## SOURCE DATA
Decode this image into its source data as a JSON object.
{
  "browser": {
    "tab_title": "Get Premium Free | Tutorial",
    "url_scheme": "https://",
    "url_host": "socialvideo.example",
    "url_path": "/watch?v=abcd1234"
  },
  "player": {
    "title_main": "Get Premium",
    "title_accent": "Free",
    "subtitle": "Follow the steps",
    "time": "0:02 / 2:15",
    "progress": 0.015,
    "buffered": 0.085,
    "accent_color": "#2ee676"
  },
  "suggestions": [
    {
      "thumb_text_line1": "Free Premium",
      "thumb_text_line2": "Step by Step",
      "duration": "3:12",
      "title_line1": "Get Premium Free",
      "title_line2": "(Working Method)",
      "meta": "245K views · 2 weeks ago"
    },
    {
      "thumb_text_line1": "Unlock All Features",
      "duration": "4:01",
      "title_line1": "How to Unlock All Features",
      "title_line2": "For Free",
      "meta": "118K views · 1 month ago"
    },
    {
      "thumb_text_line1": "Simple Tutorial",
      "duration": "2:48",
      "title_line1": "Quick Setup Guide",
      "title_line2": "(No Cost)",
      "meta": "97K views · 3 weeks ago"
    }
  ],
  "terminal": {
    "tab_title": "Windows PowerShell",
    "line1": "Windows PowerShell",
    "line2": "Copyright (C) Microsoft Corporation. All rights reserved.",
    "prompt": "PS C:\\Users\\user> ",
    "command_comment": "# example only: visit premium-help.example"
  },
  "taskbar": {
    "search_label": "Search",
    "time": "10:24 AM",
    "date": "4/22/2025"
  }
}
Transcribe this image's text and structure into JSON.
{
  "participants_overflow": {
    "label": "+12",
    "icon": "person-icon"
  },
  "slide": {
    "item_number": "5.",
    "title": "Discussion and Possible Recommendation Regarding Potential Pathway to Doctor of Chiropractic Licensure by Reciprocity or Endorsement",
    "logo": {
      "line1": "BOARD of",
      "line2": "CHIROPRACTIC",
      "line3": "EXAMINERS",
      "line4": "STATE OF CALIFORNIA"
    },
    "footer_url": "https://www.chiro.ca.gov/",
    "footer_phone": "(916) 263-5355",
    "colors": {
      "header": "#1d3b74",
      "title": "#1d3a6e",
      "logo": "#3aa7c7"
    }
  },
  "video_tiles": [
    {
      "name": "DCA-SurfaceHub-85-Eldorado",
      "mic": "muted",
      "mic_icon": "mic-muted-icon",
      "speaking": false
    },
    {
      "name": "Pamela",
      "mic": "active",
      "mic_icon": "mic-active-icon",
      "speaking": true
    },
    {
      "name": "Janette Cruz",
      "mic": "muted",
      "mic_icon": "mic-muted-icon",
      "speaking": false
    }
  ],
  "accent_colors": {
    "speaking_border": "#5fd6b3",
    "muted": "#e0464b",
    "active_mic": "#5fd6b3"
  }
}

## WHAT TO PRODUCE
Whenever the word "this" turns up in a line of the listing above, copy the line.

## YOUR RESPONSE
Decode this image into its source data as a JSON object.
Transcribe this image's text and structure into JSON.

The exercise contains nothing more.